▶ _Requirement_
For the word "true", give the number of lines in these entries that contain it, with nothing else.

· · · · ·

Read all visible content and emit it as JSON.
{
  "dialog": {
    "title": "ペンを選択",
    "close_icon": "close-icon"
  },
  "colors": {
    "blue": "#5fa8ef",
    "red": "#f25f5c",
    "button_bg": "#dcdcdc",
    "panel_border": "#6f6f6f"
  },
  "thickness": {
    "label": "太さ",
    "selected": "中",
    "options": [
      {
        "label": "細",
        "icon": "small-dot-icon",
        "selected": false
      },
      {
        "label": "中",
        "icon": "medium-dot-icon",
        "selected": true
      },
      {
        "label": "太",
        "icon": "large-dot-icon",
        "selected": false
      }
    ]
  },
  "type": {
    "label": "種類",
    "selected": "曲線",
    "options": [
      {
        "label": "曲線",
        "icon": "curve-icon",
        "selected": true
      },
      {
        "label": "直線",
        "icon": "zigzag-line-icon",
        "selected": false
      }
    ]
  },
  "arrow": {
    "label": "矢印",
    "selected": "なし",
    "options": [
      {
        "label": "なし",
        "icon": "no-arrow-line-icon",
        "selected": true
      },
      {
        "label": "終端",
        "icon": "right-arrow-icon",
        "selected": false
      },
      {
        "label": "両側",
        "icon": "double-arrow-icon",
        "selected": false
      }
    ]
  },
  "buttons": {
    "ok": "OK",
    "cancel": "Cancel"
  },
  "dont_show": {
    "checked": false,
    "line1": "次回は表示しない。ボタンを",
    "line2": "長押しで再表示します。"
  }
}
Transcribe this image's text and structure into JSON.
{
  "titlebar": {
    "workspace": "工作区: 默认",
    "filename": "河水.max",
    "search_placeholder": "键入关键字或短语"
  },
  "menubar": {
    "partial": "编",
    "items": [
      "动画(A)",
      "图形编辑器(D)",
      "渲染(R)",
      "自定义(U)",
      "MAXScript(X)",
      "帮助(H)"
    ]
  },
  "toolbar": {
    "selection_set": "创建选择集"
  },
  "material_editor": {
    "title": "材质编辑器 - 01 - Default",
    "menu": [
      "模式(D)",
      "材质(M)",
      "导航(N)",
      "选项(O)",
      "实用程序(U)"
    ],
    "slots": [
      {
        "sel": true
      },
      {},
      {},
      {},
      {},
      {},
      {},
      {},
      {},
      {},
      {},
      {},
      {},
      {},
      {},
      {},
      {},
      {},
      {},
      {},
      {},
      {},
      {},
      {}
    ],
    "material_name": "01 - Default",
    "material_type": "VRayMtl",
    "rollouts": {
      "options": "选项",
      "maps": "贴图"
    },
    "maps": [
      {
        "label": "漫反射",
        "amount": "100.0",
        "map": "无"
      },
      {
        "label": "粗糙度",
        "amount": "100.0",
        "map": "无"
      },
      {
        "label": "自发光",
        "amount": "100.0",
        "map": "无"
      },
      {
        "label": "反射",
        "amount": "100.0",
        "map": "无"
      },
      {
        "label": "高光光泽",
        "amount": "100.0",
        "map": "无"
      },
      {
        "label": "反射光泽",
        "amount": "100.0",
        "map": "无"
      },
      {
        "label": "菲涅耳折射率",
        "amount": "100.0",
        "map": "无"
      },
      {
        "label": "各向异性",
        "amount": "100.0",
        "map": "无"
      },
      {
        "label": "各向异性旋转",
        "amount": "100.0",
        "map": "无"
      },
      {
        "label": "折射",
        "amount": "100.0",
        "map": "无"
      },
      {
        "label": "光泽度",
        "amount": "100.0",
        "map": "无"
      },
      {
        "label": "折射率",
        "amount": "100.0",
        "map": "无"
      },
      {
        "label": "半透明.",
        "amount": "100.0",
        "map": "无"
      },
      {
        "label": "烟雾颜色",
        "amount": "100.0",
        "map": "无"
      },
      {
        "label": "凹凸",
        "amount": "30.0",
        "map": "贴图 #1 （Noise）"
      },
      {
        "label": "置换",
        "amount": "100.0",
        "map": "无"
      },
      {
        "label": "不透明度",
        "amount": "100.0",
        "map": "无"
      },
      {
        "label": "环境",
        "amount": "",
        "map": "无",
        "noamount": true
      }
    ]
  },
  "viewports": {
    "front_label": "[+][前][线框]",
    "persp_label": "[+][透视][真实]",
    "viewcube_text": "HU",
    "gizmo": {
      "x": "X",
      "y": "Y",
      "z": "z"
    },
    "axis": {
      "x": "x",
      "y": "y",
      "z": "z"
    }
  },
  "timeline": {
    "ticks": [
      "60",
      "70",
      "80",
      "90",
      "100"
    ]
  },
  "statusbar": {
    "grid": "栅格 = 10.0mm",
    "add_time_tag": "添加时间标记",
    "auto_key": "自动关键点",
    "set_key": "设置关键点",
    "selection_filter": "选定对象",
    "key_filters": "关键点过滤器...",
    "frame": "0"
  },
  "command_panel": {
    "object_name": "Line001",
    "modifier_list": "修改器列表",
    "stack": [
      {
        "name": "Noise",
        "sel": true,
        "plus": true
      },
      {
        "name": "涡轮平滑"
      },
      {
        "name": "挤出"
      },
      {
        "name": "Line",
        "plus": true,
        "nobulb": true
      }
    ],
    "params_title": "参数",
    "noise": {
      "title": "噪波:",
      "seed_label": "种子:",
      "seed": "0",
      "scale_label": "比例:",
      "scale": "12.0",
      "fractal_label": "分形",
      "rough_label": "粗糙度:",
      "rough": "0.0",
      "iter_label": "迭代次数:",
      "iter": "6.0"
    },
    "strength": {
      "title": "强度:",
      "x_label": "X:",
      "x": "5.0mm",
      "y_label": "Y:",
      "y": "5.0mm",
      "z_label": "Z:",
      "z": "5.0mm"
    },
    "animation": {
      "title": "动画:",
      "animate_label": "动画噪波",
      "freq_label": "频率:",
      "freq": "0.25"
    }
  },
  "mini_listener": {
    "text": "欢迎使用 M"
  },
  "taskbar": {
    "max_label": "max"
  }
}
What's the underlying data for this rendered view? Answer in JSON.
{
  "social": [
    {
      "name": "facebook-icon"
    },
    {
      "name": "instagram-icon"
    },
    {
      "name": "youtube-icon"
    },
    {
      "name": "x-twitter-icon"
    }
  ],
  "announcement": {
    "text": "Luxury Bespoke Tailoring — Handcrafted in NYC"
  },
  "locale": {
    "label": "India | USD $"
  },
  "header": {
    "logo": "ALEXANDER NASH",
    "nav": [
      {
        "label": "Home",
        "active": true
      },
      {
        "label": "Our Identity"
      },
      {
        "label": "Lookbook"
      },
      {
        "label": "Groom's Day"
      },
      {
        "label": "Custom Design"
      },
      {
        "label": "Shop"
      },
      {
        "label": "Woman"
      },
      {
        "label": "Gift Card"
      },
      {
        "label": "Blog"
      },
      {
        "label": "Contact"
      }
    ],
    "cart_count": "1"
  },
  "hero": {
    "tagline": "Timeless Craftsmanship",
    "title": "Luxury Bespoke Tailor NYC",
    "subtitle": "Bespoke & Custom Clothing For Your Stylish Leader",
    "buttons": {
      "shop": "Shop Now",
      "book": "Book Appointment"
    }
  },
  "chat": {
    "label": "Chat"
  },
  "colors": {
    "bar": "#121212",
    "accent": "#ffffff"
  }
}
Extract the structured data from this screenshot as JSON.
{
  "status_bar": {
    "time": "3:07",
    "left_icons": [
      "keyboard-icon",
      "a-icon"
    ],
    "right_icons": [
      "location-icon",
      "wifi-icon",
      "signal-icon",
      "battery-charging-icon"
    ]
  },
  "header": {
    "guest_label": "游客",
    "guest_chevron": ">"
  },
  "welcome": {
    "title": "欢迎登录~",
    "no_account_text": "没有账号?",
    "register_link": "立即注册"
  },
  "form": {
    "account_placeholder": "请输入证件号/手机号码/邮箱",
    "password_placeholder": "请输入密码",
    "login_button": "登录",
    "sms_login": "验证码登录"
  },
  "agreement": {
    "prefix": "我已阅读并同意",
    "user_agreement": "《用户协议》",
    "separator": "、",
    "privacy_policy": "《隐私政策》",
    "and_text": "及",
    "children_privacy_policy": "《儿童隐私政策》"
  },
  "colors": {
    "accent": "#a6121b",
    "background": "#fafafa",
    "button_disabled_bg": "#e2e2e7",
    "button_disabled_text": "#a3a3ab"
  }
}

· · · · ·

▶ _Output of the task_
10